With the D-Day: British book due out shortly, I thought I’d take a quick look back at my original painting plan and then have a quick review of what the next few months might hold for me.

My original list was simple, lots of Shermans along with some supporting elements. You can find the list here… With the Universal Carriers finished recently I can happily say that I actually managed to get the whole 100-point force painted. I even managed to paint up the Churchills that came in the army box and whilst they have been pretending to be earlier models, with the release of D-Day: British they will be able to hook up their trailers and turn into Crocodiles. The Typhoons weren’t on my original plan either, but the idea of painting something different (i.e. not green) really appealed.

Where I did fail was the infantry – whilst these were not in my initial painting plan, I had good intentions to paint up a couple of Motor Platoons. Painting the artillery crew for the 25 pdrs I wasn’t entirely happy with how they came out, so I kept putting the infantry further down my to-do list. This is something I will have to rectify.

From a gaming perspective also realised that my 3 tank platoons were just too fragile. Part of me thinks I should grab another 4 Shermans so I can max out the platoons, but the other part of thinks that with Cromwells and Churchills coming in the D-Day book, I should just paint those instead.

So now that I have opened the door, what am I likely to be painting from the D-Day: British book, other than some infantry!

First up will be Churchills. A small company of these, along with some AVREs, will look really interesting, play quite differently from my Shermans, and be a nice self-contained project that works alongside everything else I already have.

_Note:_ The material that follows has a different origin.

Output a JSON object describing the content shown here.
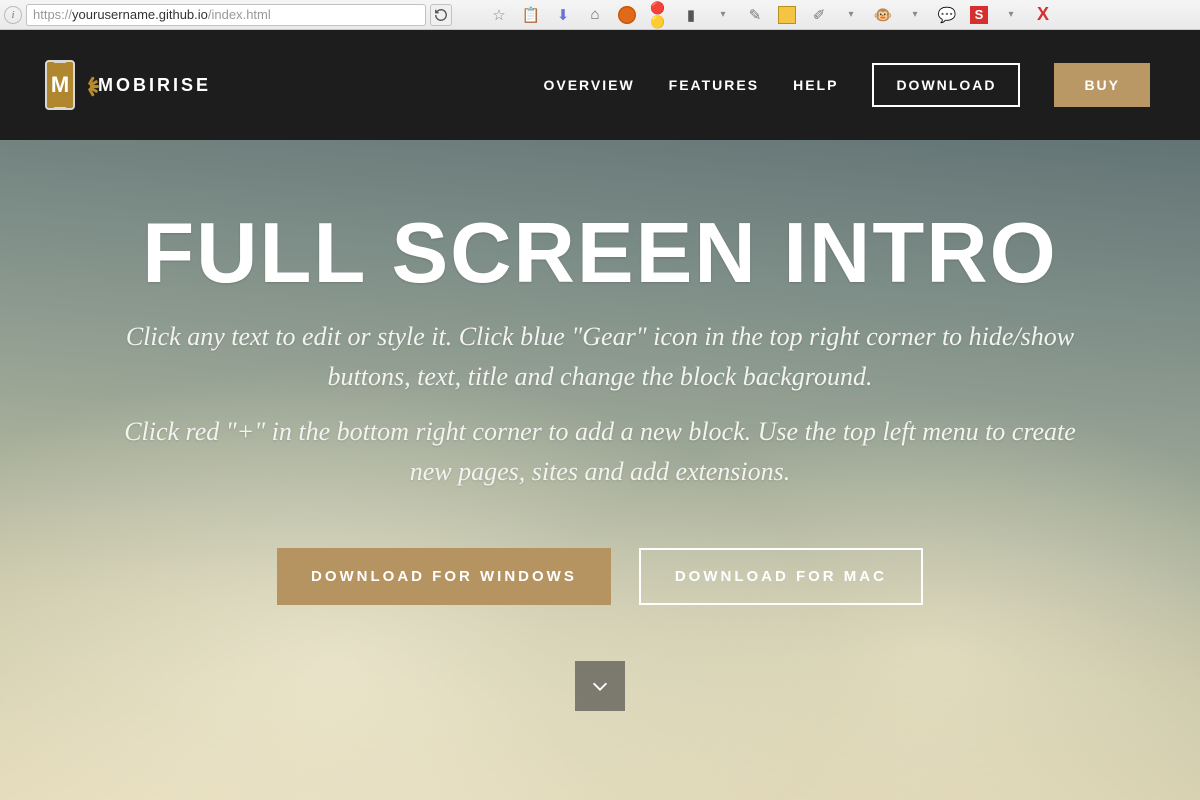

Next will be the Cromwells. In my mind I think of them as fast Shermans, but I am sure that once I get them on the table the differences in stat lines will make me have to play them quite differently. I’ve also wanted to build a Cromwell force ever since James upgraded the old resin and metal models with individually sculpted versions. I’ll need to look into how to replicate his hessian strips!

After this I should probably work on the infantry… but it is highly likely I’ll be doing some more vehicles. A Daimler / Dingo Recce company (Command Card) is really appealing, perhaps a support Churchill Formation from Fortress Europe, or some 6 pdr AT guns, definitely some Crusader AA, maybe some Bofors too, and perhaps another platoon of Carriers… Of course, there are also Paras!

So many choices!

~Chris

Carry On Sergeant

It feels like it has been a very long time since I’ve put up a post talking about what I’ve been painting and with such a big gap it would make sense that whatever I’m showing today should be impressive, have lots of models, and be very complex!

Yeah… well… about that. Today I am happy to share that I have finally finished my Universal Carrier Platoon. Yep, that’s right, a whole Universal Carrier Platoon of three vehicles. Now it isn’t that these were hard models to build or paint (quite the opposite in fact) but rather I’ve kept having other projects pushing in front.

These three models are a definite must have in any British force so I really should have knocked them out a bit sooner but I was getting distracted by all the tanks.

Now that they are done I can look forward to painting some more Churchills – everyone needs a company of them right. Of course I will need to paint up another Platoon of Carriers at some point because the D-Day: British book and Command Cards have some interesting options that mean I will want another unit.

~ Chris